Through the 1990s and into the new millennium–while Microsoft fought its wars with Netscape and the U.S. Department of Justice and rode out the dot-com bubble and bust–Simonyi and his team labored and learned.
Meanwhile, beginning in 2001, Microsoft was pushing the armies of developers who wrote software for Windows to adopt a new programming system called the .Net Framework. Unlike intentional programming, .Net was finished, and it required a less radical break from existing programming techniques. Simonyi itched to take his idea out of the lab and put it in front of customers, but that was awkward under the circumstances. He explains, “It was impractical, when Microsoft was making tremendous strides with .Net in the near term, to somehow send somebody out from the same organization who says, This is not how you should do things–what if you did things in this other, more disruptive way?”
Simonyi had been a company man for more than 20 years. But in 2002, he left Microsoft and launched an independent company. He walked out with a patent-cross-licensing agreement that let him use the concepts and ideas of his intentional-programming research but did not permit him to take any of his old code with him. He would have to start writing a new code base from scratch.
Under the banner of his new company, Simonyi dropped the word “programming” and rebranded his project as “intentional software.” The basic idea hadn’t changed, but now he began to stress the approach’s value to nonprogrammers. Simonyi’s pitch went something like this: Today, only the programmer is able to have a direct effect on the software. “Subject matter experts” or “domain experts”–the people who actually understand what the software needs to do, whether it is medical record keeping, corporate accounting, or climate modeling–can’t make changes to their tools; they’re forced to “submit a sort of humble request to the programmer.” Intentional Software would sell software development tools not just to programmers but to the domain experts who really knew their fields.
Intentional Software’s strategy borrows from a trend in programming known as “domain-specific languages” or DSLs–little programming dialects tuned to the needs of specific disciplines. Simonyi praises DSLs but says they don’t go far enough. They’re hard to create and therefore costly; you end up needing more than one (for a medical billing system, you’d need at least a medical and a financial language); and they’re incompatible with one another. Intentional Software’s system is like a factory for multiple DSLs that can talk to one another.

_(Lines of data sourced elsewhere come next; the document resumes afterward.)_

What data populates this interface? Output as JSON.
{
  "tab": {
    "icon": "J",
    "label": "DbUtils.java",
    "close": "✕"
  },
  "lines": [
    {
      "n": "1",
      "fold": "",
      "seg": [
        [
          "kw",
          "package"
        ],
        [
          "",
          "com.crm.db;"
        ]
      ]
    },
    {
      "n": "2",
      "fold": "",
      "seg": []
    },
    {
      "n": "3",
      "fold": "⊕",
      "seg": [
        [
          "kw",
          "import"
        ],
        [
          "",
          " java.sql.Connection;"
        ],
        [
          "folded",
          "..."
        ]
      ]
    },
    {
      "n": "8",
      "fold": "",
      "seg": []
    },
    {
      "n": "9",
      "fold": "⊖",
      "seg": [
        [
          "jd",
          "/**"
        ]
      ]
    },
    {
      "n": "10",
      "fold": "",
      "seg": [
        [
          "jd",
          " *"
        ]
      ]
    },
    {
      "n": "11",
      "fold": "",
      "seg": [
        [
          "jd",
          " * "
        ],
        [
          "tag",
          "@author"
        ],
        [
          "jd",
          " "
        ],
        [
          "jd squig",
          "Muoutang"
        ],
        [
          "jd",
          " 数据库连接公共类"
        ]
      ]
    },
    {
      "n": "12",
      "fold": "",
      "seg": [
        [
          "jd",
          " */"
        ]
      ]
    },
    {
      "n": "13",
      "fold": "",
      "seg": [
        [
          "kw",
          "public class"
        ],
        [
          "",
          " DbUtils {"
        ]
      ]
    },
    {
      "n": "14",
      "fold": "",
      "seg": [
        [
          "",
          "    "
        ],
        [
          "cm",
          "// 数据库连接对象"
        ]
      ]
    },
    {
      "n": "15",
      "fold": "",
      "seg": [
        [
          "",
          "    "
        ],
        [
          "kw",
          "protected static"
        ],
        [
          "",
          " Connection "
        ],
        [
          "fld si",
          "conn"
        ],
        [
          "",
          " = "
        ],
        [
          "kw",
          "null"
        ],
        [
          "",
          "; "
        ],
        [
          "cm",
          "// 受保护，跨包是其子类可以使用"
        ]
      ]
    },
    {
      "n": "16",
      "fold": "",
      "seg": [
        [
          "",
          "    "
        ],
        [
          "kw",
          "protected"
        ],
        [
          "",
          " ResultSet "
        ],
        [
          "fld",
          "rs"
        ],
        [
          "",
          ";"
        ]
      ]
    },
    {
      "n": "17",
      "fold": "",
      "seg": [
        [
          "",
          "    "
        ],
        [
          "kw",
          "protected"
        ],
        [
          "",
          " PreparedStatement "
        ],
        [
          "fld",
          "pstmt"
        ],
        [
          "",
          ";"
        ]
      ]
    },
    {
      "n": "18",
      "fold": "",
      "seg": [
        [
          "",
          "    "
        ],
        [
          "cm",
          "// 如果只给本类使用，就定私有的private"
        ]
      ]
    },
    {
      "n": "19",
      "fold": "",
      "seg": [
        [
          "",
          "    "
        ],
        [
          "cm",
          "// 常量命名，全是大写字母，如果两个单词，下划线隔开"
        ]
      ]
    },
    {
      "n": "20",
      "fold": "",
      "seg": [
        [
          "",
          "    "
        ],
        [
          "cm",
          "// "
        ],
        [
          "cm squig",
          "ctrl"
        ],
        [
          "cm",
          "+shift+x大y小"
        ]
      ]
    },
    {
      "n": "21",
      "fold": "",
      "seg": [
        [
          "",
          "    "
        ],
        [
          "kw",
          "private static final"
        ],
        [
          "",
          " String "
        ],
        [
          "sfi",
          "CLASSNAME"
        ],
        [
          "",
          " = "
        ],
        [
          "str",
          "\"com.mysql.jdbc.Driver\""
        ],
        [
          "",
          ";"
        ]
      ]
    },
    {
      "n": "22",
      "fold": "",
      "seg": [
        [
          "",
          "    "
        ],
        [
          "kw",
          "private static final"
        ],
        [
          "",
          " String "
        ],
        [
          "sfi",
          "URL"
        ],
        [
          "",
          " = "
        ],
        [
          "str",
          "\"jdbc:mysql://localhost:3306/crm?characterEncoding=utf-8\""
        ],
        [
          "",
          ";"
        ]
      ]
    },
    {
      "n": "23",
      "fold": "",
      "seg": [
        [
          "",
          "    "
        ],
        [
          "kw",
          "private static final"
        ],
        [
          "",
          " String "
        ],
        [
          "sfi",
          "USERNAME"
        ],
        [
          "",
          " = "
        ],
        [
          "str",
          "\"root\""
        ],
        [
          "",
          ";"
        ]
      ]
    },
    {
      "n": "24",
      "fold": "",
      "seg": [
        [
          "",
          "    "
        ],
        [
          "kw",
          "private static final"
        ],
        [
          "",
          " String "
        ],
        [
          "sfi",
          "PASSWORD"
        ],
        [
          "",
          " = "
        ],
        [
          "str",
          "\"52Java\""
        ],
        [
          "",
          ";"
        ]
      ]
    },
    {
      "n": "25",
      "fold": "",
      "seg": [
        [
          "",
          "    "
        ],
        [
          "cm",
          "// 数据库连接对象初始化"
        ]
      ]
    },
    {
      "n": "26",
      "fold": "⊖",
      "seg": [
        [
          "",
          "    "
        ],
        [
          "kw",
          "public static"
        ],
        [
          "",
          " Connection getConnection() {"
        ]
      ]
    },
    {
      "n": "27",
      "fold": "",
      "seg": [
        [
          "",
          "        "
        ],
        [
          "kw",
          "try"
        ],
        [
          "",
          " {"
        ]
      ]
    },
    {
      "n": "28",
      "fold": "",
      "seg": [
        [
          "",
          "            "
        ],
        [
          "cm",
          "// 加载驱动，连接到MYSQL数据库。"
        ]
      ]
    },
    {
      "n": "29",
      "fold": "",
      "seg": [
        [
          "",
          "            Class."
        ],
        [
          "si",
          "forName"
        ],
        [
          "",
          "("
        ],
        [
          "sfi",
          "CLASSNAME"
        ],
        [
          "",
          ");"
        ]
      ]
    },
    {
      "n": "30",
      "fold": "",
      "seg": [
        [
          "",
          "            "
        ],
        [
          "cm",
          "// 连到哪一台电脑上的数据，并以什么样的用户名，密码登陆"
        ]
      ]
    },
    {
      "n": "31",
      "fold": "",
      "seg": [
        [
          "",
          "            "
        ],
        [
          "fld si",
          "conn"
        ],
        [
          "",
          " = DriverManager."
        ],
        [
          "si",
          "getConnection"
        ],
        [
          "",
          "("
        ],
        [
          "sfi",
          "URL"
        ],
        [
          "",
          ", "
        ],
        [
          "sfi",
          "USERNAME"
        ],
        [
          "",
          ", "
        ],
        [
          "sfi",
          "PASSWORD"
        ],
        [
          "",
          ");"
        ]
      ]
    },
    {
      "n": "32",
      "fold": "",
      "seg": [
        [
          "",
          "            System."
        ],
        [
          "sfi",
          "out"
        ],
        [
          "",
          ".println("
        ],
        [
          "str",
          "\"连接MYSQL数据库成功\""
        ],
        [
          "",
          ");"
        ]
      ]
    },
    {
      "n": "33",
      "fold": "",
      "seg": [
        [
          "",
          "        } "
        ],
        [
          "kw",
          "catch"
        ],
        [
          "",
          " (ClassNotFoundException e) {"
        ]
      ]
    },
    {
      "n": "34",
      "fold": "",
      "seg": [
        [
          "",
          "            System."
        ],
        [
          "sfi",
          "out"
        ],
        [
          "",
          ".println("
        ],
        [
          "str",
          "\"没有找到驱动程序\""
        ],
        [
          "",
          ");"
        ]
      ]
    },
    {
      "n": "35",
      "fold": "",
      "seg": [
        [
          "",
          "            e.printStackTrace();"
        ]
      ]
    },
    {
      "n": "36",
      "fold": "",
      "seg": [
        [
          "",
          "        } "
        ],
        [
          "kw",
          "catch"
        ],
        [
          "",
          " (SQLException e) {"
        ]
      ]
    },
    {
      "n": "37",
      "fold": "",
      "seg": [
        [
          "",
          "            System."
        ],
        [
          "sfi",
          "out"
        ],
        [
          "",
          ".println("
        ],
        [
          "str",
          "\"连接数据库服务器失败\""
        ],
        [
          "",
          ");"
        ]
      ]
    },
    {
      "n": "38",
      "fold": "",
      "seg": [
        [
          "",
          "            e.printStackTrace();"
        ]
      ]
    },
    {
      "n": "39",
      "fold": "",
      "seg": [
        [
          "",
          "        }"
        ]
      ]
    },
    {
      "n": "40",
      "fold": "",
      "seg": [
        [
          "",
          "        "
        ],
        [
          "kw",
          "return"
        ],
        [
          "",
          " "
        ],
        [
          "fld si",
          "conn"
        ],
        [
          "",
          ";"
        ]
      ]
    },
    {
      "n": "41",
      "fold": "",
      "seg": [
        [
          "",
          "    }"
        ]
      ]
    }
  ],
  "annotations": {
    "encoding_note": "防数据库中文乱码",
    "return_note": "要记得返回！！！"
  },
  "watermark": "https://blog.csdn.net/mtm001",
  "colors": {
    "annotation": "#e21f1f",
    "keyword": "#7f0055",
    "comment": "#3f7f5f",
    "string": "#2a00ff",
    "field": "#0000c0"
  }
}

Here’s how it might work: Suppose an international bank wanted to develop a new system for managing transactions in multiple currencies. First, the bank’s own domain experts would define the system’s functionality, using their customary terms and symbols and identifying the most important variables (“time” or “value” or “size of transaction”) and the most common procedures (“convert holdings from one currency to another” or “purchase hedge against falling value”). Then the programmers would take that information and build a “domain specific” program generator that embodies that information. A separate software tool would allow the domain experts to experiment with different sets of data and ways to view that data as easily as businesspeople today rearrange their spreadsheets.